Scotland opts for compulsory bluetongue control

A compulsory bluetongue vaccination scheme has been agreed by the Scottish government with taxpayers’ making a one-off contribution of £3m towards the £6m costs of vaccine in the first year.

Vaccination will take place during the vector-free period next winter but could be shelved in the unlikely event of Scotland remaining free of bluetongue this summer.

The move was agreed on Wednesday (9 April) with stakeholders and has the unanimous support of industry organisations, including NFU Scotland, the National Beef Association, National Sheep Association and Scottish Beef Cattle Association.

“This is an excellent example of the Scottish government working in partnership with the livestock sector and demonstrates our commitment to keep bluetongue out of Scotland,” said Scotland rural affairs minister, Richard Lochhead.

Tenders for the supply of 12m doses of vaccine are to be invited immediately and it is hoped vaccine will be available for use on a limited scale in the summer in the event of a bluetongue outbreak.

It is estimated that the cost to farmers could be as little as 50-60p per vaccination after the grant. All cattle and sheep will be vaccinated in most parts of Scotland. A decision has still to be made as to whether the islands and an area in the north-west will be exempt.

Vaccination will be done by farmers themselves with close veterinary supervision to ensure compliance.

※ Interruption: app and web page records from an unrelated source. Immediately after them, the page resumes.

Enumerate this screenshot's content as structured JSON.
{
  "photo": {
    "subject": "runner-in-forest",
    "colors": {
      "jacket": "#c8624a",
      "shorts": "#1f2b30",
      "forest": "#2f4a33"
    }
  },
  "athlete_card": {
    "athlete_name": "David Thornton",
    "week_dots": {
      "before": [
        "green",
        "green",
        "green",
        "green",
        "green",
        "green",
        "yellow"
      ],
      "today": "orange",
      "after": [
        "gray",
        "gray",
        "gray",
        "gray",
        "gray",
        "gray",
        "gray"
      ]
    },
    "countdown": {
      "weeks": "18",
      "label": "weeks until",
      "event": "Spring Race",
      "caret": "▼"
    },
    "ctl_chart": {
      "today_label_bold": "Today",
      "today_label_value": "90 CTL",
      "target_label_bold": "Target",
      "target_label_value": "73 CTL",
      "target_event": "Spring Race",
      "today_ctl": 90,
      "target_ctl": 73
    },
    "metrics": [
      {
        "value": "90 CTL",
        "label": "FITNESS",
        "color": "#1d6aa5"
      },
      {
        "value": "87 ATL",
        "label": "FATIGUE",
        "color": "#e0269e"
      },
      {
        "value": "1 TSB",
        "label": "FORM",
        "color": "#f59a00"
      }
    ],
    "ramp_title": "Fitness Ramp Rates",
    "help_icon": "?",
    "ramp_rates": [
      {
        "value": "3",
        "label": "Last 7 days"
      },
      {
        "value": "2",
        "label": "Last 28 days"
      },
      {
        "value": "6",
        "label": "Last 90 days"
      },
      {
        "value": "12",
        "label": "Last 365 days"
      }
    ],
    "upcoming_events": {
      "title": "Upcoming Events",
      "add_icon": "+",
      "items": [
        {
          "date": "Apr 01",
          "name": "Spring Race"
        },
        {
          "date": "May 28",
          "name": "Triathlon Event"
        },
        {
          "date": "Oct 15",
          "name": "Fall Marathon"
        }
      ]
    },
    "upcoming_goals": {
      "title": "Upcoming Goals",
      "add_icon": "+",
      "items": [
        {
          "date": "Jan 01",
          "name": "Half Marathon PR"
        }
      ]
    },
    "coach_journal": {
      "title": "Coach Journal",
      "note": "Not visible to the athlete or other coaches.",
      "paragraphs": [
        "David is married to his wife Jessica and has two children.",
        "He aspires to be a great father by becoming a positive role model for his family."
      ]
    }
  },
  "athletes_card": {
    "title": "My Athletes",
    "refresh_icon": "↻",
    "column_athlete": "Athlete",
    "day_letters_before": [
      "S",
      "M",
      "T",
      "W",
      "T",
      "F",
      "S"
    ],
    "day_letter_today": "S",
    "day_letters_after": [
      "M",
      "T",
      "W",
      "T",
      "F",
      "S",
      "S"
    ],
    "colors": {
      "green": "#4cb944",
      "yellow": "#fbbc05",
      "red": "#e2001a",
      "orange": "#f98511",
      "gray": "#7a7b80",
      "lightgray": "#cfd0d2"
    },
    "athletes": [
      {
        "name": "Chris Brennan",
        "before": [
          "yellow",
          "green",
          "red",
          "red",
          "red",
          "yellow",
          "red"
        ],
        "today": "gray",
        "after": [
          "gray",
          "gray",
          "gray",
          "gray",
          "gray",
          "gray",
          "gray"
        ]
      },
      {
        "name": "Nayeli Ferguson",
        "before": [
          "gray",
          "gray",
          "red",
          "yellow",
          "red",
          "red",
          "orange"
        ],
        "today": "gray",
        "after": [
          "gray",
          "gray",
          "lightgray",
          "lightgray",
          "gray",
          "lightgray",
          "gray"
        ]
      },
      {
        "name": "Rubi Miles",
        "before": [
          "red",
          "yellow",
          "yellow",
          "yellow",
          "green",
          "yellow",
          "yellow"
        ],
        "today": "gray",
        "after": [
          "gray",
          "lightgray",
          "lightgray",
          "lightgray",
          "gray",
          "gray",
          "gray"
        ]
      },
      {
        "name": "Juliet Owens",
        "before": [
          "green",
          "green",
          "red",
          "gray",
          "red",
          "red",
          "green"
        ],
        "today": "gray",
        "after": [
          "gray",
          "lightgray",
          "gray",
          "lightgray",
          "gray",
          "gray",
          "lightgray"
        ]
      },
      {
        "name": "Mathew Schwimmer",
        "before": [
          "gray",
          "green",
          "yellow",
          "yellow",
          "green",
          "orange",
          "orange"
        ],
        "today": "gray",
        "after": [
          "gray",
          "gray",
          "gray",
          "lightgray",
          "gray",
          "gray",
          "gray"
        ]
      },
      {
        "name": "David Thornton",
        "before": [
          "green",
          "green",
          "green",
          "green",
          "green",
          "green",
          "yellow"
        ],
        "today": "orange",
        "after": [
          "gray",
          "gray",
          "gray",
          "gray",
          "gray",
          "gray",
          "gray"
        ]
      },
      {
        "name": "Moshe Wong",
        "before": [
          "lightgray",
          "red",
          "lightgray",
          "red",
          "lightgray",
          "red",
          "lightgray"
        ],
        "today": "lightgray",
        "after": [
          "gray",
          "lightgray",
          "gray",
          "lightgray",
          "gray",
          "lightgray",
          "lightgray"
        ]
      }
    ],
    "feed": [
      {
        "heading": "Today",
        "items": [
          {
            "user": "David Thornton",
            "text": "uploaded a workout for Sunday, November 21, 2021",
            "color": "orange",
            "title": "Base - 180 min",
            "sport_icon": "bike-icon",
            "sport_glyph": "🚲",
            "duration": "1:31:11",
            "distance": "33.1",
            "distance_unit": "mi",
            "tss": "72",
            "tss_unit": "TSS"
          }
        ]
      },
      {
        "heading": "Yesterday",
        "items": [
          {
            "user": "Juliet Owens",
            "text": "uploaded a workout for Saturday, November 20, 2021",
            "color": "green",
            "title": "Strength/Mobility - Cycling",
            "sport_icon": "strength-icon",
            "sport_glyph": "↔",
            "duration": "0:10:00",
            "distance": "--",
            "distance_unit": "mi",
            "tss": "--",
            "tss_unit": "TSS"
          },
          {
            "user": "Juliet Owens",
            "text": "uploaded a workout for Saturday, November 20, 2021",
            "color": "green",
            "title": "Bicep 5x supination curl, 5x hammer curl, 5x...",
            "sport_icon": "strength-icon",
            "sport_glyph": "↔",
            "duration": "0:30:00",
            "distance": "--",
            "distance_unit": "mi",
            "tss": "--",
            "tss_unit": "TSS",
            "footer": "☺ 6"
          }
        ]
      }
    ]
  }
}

Failure to comply could result in fines as £5000 and/or six months in jail.

NFU Scotland President Jim McLaren said the compulsory scheme with Scottish government funding was “hugely welcome.”